- [Exercise aim] Excluding all pictures, please output the listing exactly.
(The input)
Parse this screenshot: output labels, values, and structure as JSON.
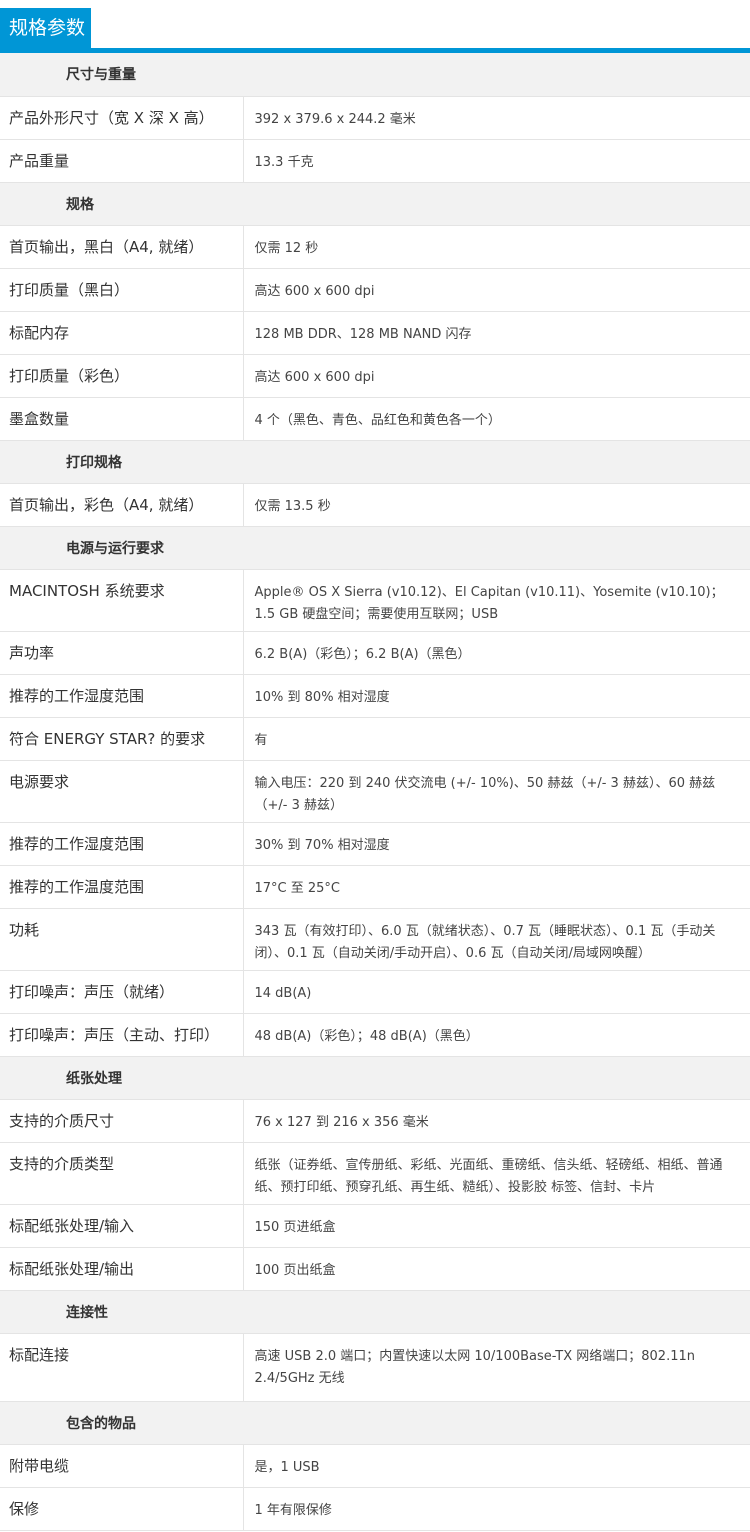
{
  "header": {
    "title": "规格参数"
  },
  "colors": {
    "accent": "#0096d6",
    "section_bg": "#f2f2f2",
    "border": "#e4e4e4"
  },
  "sections": [
    {
      "title": "尺寸与重量",
      "rows": [
        {
          "label": "产品外形尺寸（宽 X 深 X 高）",
          "value": "392 x 379.6 x 244.2 毫米"
        },
        {
          "label": "产品重量",
          "value": "13.3 千克"
        }
      ]
    },
    {
      "title": "规格",
      "rows": [
        {
          "label": "首页输出，黑白（A4, 就绪）",
          "value": "仅需 12 秒"
        },
        {
          "label": "打印质量（黑白）",
          "value": "高达 600 x 600 dpi"
        },
        {
          "label": "标配内存",
          "value": "128 MB DDR、128 MB NAND 闪存"
        },
        {
          "label": "打印质量（彩色）",
          "value": "高达 600 x 600 dpi"
        },
        {
          "label": "墨盒数量",
          "value": "4 个（黑色、青色、品红色和黄色各一个）"
        }
      ]
    },
    {
      "title": "打印规格",
      "rows": [
        {
          "label": "首页输出，彩色（A4, 就绪）",
          "value": "仅需 13.5 秒"
        }
      ]
    },
    {
      "title": "电源与运行要求",
      "rows": [
        {
          "label": "MACINTOSH 系统要求",
          "value": "Apple® OS X Sierra (v10.12)、El Capitan (v10.11)、Yosemite (v10.10)；1.5 GB 硬盘空间；需要使用互联网；USB"
        },
        {
          "label": "声功率",
          "value": "6.2 B(A)（彩色）；6.2 B(A)（黑色）"
        },
        {
          "label": "推荐的工作湿度范围",
          "value": "10% 到 80% 相对湿度"
        },
        {
          "label": "符合 ENERGY STAR? 的要求",
          "value": "有"
        },
        {
          "label": "电源要求",
          "value": "输入电压：220 到 240 伏交流电 (+/- 10%)、50 赫兹（+/- 3 赫兹）、60 赫兹（+/- 3 赫兹）"
        },
        {
          "label": "推荐的工作湿度范围",
          "value": "30% 到 70% 相对湿度"
        },
        {
          "label": "推荐的工作温度范围",
          "value": "17°C 至 25°C"
        },
        {
          "label": "功耗",
          "value": "343 瓦（有效打印）、6.0 瓦（就绪状态）、0.7 瓦（睡眠状态）、0.1 瓦（手动关闭）、0.1 瓦（自动关闭/手动开启）、0.6 瓦（自动关闭/局域网唤醒）"
        },
        {
          "label": "打印噪声：声压（就绪）",
          "value": "14 dB(A)"
        },
        {
          "label": "打印噪声：声压（主动、打印）",
          "value": "48 dB(A)（彩色）；48 dB(A)（黑色）"
        }
      ]
    },
    {
      "title": "纸张处理",
      "rows": [
        {
          "label": "支持的介质尺寸",
          "value": "76 x 127 到 216 x 356 毫米"
        },
        {
          "label": "支持的介质类型",
          "value": "纸张（证券纸、宣传册纸、彩纸、光面纸、重磅纸、信头纸、轻磅纸、相纸、普通纸、预打印纸、预穿孔纸、再生纸、糙纸）、投影胶 标签、信封、卡片"
        },
        {
          "label": "标配纸张处理/输入",
          "value": "150 页进纸盒"
        },
        {
          "label": "标配纸张处理/输出",
          "value": "100 页出纸盒"
        }
      ]
    },
    {
      "title": "连接性",
      "rows": [
        {
          "label": "标配连接",
          "value": "高速 USB 2.0 端口；内置快速以太网 10/100Base-TX 网络端口；802.11n 2.4/5GHz 无线"
        }
      ]
    },
    {
      "title": "包含的物品",
      "rows": [
        {
          "label": "附带电缆",
          "value": "是，1 USB"
        },
        {
          "label": "保修",
          "value": "1 年有限保修"
        }
      ]
    }
  ]
}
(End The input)
- [Written reply]
Parse this screenshot: output labels, values, and structure as JSON.
{
  "header": {
    "title": "规格参数"
  },
  "colors": {
    "accent": "#0096d6",
    "section_bg": "#f2f2f2",
    "border": "#e4e4e4"
  },
  "sections": [
    {
      "title": "尺寸与重量",
      "rows": [
        {
          "label": "产品外形尺寸（宽 X 深 X 高）",
          "value": "392 x 379.6 x 244.2 毫米"
        },
        {
          "label": "产品重量",
          "value": "13.3 千克"
        }
      ]
    },
    {
      "title": "规格",
      "rows": [
        {
          "label": "首页输出，黑白（A4, 就绪）",
          "value": "仅需 12 秒"
        },
        {
          "label": "打印质量（黑白）",
          "value": "高达 600 x 600 dpi"
        },
        {
          "label": "标配内存",
          "value": "128 MB DDR、128 MB NAND 闪存"
        },
        {
          "label": "打印质量（彩色）",
          "value": "高达 600 x 600 dpi"
        },
        {
          "label": "墨盒数量",
          "value": "4 个（黑色、青色、品红色和黄色各一个）"
        }
      ]
    },
    {
      "title": "打印规格",
      "rows": [
        {
          "label": "首页输出，彩色（A4, 就绪）",
          "value": "仅需 13.5 秒"
        }
      ]
    },
    {
      "title": "电源与运行要求",
      "rows": [
        {
          "label": "MACINTOSH 系统要求",
          "value": "Apple® OS X Sierra (v10.12)、El Capitan (v10.11)、Yosemite (v10.10)；1.5 GB 硬盘空间；需要使用互联网；USB"
        },
        {
          "label": "声功率",
          "value": "6.2 B(A)（彩色）；6.2 B(A)（黑色）"
        },
        {
          "label": "推荐的工作湿度范围",
          "value": "10% 到 80% 相对湿度"
        },
        {
          "label": "符合 ENERGY STAR? 的要求",
          "value": "有"
        },
        {
          "label": "电源要求",
          "value": "输入电压：220 到 240 伏交流电 (+/- 10%)、50 赫兹（+/- 3 赫兹）、60 赫兹（+/- 3 赫兹）"
        },
        {
          "label": "推荐的工作湿度范围",
          "value": "30% 到 70% 相对湿度"
        },
        {
          "label": "推荐的工作温度范围",
          "value": "17°C 至 25°C"
        },
        {
          "label": "功耗",
          "value": "343 瓦（有效打印）、6.0 瓦（就绪状态）、0.7 瓦（睡眠状态）、0.1 瓦（手动关闭）、0.1 瓦（自动关闭/手动开启）、0.6 瓦（自动关闭/局域网唤醒）"
        },
        {
          "label": "打印噪声：声压（就绪）",
          "value": "14 dB(A)"
        },
        {
          "label": "打印噪声：声压（主动、打印）",
          "value": "48 dB(A)（彩色）；48 dB(A)（黑色）"
        }
      ]
    },
    {
      "title": "纸张处理",
      "rows": [
        {
          "label": "支持的介质尺寸",
          "value": "76 x 127 到 216 x 356 毫米"
        },
        {
          "label": "支持的介质类型",
          "value": "纸张（证券纸、宣传册纸、彩纸、光面纸、重磅纸、信头纸、轻磅纸、相纸、普通纸、预打印纸、预穿孔纸、再生纸、糙纸）、投影胶 标签、信封、卡片"
        },
        {
          "label": "标配纸张处理/输入",
          "value": "150 页进纸盒"
        },
        {
          "label": "标配纸张处理/输出",
          "value": "100 页出纸盒"
        }
      ]
    },
    {
      "title": "连接性",
      "rows": [
        {
          "label": "标配连接",
          "value": "高速 USB 2.0 端口；内置快速以太网 10/100Base-TX 网络端口；802.11n 2.4/5GHz 无线"
        }
      ]
    },
    {
      "title": "包含的物品",
      "rows": [
        {
          "label": "附带电缆",
          "value": "是，1 USB"
        },
        {
          "label": "保修",
          "value": "1 年有限保修"
        }
      ]
    }
  ]
}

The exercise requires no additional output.